|March 30, 2011||Posted by Guillaume under Building, Ground robots, Ideas, Refining the project, Testing||
Thinking about the project in itself, we focused on the ground units in the flock and their movements. In order to follow the commands it has been given, a ground unit must turn on itself and then move forward an indicated direction (and eventually make a last rotation to be well oriented with the leader). This sequence of three different steps can obviously be executed in one single move; but without considering the obstacle avoidance part, the split way seems to be a reliable first approach. However, we wanted to suppress one of those constraint so as to make the flock units movements much more easier to establish. This way we tried to get rid of the “rotation” part in order to gain time: thus we came out with the idea of using omniwheels. It’s something we already thought about for our last project and agreed that it would be worthy to implement for this one.

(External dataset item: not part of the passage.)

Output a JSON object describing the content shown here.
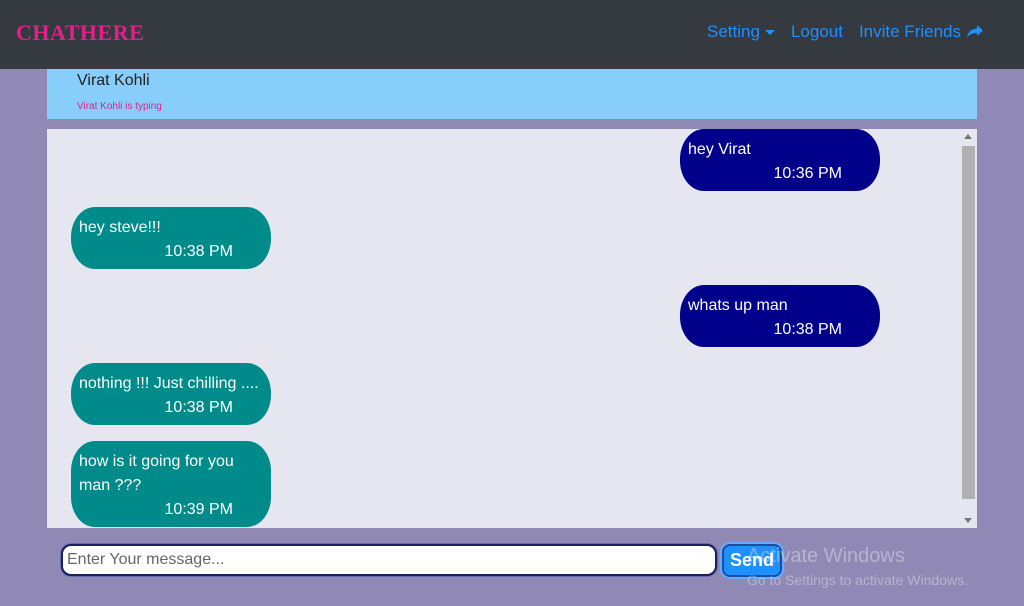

Now that you’re aware of the reasons that led us over here, it’s maybe about time to tell you some more about the omniwheels (the name in itself can give you clues about its function but as this isn’t a very common system, we’ll spend some time on giving explanations). Before giving any theory, a visual contact with the device should give you some hints and satisfy your curiosity.
|Omniwheel design on www.holonomicwheel.com||TETRIX 3″ Omni Wheel found on www.legoeducation.us||Excentric design of omniwheel found in the LEGO Lab|
So, as you have noticed, an omniwheel (or polywheel or even holonomic wheel) is a wheel composed of little wheels all around the circumference of the big one. The axis of those little wheels are tangent to the circumference of the big one and they are all included in the same plan (thus, they should all be orthogonal to the axis of the big wheel). This architecture confers “normal wheel properties” to the omniwheel but on top of that, the omniwheel can slide along its axis of rotation (or along the projection of this axis on the surface the wheel is used on).
Nevertheless, they are some different architectures according to the creativity of the builders as you can see on the last picture on right above (the axis of the “little wheels” are not orthogonal with the axis of the omniwheel). A omniwheel isn’t omnidirectional in itself but using several of them can turn a robot into a omnidirectional car. And this was the point of our work…
The omniwheel above is the one we came out with. We only used LEGO pieces, it is composed of 16 little wheels and as you can see the structure isn’t that massive. After that we tackled the robot construction, knowing that we wanted to use 3 of those omniwheels. The two main problems were to work with the angles so as to respect the LEGO construction conventions (the axis of the omniwheels must cross in one point and their center must describe an equilateral triangle) and have a robust structure for the robot.
Those two video show how the robot is moving and it was our first tests so from this point, we had to find out what could and should be upgraded. Namely, if you watch closely when the robot stops, it tends to balance and doesn’t here but could fall in another situations (different speed, different slope, etc). Another notable point is that the robot “bends itself” when moving or turning: this is because the fixations and the structure are not strong enough (and this was the most annoying problem). So from this point, we tried to lower the robot and widen the motors so as to provide a better stability; and tried to reinforce the structure without overweighting it (despite of the fact that we can’t neglect the stability even if it’s at the expense of the robot’s weight).
This way, we crafted a new robot much more stable (and quite heavier too) but the balance and the solidity were no longer problems. Something that need to be mentioned is that we inclined the omniwheels instead of installing them perpendicular to the floor (according to our experiments, this difference doesn’t seem to alter the robot’s behaviour and movements from any other “regular omnidirectionnal” robot).